Detlef, thank you for the links (and Bill with Jan Karel for the investigation and explanation of the issue), I had no idea about this before. Here https://sfmagazine.com/post-entry/august-2017-excel-rank-countif-and-floating-point-errors/ is bit more in conclusion part.
In general, using of different precision for SORT, RANK and FREQUENCY is kind of design bug. As well as considering 1900 as leap year and wrong using of negation with exponentiation http://mathforum.org/library/drmath/view/69058.html
07-11-2020 02:13 AM - edited 07-11-2020 12:36 PM
(Coming late to the party, I know. But FYI....)
@HarishVangala wrote: ``the only way is that we must go to the underlying XML files and verify the numbers``.
Actually, no. We can verify the differences directly in Excel.
In your example, enter formulas of the form =MATCH(ROUND(A1,1),A1,0) into E1:E14. Or more generally, =MATCH(--(A1&""),A1,0).
The #N/A errors demonstrate that the internal binary values starting in A3 are not the same as the decimal representations, which Excel arbitrarily limits to 15 significant digits (rounded).
Moreover, you can calculate the difference by entering formulas of the form
=SUM(A1,-(A1&"")) into F1:F14, formatted as General or (better) Scientific.
0.00E+00 is exact zero.
Numbers of the form 2.22E-16 are the approximate difference between internal binary values and their decimal representation that is limited to 15 significant digits.
(Caveat: Formulas of the form =A1-(A1&"") do not always show the infinitesimal difference, due to a dubious "trick" that Excel applies inconsistently hide the differences.)

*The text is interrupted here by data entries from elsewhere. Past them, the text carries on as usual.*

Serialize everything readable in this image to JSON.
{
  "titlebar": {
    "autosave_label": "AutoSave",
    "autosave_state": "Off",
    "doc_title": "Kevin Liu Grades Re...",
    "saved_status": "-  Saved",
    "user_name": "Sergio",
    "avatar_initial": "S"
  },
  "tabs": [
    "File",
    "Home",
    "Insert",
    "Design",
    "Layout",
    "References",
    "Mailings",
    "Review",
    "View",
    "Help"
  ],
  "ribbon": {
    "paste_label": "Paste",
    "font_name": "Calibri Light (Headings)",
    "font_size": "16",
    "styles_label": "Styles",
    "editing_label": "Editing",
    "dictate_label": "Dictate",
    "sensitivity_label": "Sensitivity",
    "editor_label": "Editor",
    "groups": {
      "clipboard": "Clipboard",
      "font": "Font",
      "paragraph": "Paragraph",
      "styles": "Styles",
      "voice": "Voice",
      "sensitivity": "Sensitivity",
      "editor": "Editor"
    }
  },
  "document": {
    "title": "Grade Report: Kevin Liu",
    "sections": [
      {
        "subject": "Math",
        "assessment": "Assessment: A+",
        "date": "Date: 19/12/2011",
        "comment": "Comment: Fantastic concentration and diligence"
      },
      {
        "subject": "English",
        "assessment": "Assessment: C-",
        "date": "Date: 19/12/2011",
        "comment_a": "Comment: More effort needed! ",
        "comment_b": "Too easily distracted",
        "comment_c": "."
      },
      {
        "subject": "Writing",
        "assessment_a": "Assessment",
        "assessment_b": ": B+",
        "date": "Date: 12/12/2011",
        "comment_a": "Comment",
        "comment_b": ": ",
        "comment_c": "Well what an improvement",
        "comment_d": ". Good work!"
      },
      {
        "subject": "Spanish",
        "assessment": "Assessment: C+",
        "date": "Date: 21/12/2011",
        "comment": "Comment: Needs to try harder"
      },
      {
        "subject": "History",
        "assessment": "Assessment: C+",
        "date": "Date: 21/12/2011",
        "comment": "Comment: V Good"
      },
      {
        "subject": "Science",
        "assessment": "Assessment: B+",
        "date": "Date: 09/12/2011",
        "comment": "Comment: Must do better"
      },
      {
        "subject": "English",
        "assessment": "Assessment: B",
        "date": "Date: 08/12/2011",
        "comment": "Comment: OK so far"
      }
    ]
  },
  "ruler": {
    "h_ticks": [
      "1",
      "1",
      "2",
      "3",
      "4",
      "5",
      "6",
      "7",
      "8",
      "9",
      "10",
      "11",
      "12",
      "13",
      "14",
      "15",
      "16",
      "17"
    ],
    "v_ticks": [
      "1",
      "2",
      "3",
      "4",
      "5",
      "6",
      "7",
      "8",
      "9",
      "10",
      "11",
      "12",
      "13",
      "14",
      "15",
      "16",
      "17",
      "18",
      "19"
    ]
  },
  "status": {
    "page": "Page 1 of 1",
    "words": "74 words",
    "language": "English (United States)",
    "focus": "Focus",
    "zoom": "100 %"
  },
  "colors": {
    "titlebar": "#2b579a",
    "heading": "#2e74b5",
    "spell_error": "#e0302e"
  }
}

You can avoid the binary anomalies by the changing the formulas in A2:A14 to the form =ROUND(A1+0.1,1).
@HarishVangala wrote: ``this is not the infamous fundamental precision problems with floating point numbers. This is the problem with the design inconsistency among EXCEL's basic functions``

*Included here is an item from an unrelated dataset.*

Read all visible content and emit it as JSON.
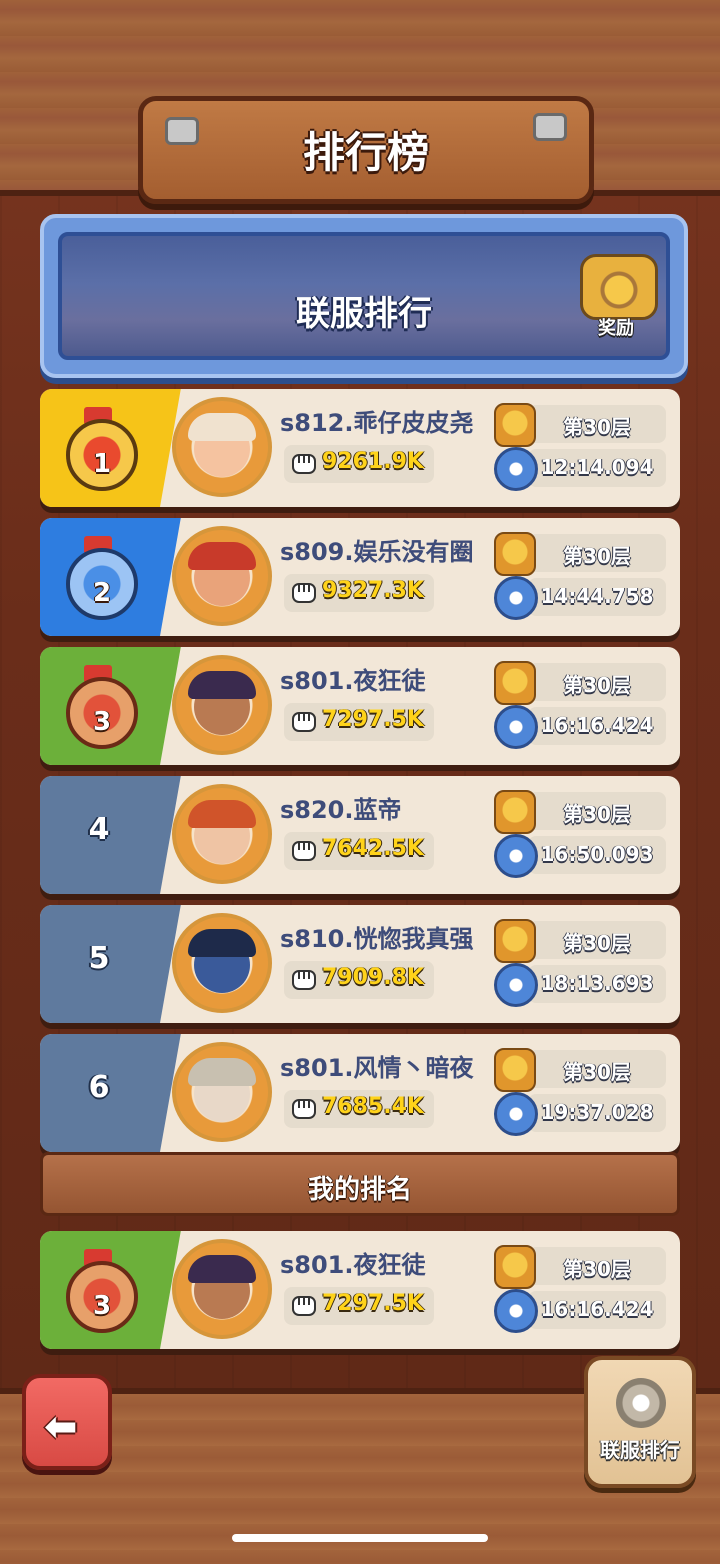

It is both.
The root cause is anomalies associated with 64-bit binary floating-point arithmetic, which is not limited to Excel. The anomalies are considered to be industry-accepted design trade-offs of that binary form. They are not considered bugs. They are not limited to Excel.
However, Excel compounds the problem by design inconsistencies, which apply to basic "operations" (notably subtraction and comparisons) as well as some "basic functions". I agree that the design inconsistencies should be considered defects.
@HarishVangala wrote: ``For example, IF() and its family handle 15 decimal digits only, where as FREQUENCY and others handle 17 decimal digits``
It is just as misleading to think that Excel "stores" or "uses" 17-digit precision as it is to think that Excel "stores" 15-digit precision, a common misstatement in documentation.
It is true that Excel stores up to 17-digit precision in XML. But the 17-digit decimal representations are still just approximations.
The IEEE 794 standard specifies that 17 significant decimal digits are necessary and sufficient to convert between the 64-bit binary floating-point and the decimal representation with no loss of precision.
Nevertheless, Excel stores the exact binary value into memory when the application is running.
For example, the 15-digit approximation of =1/3 is 0.333333333333333, and the 17-digit approximation is 0.33333333333333331.
But the exact decimal representation of the internal binary is 0.333333333333333,314829616256247390992939472198486328125.
(I use period for the decimal point and comma to demarcate the first 15 significant digits.)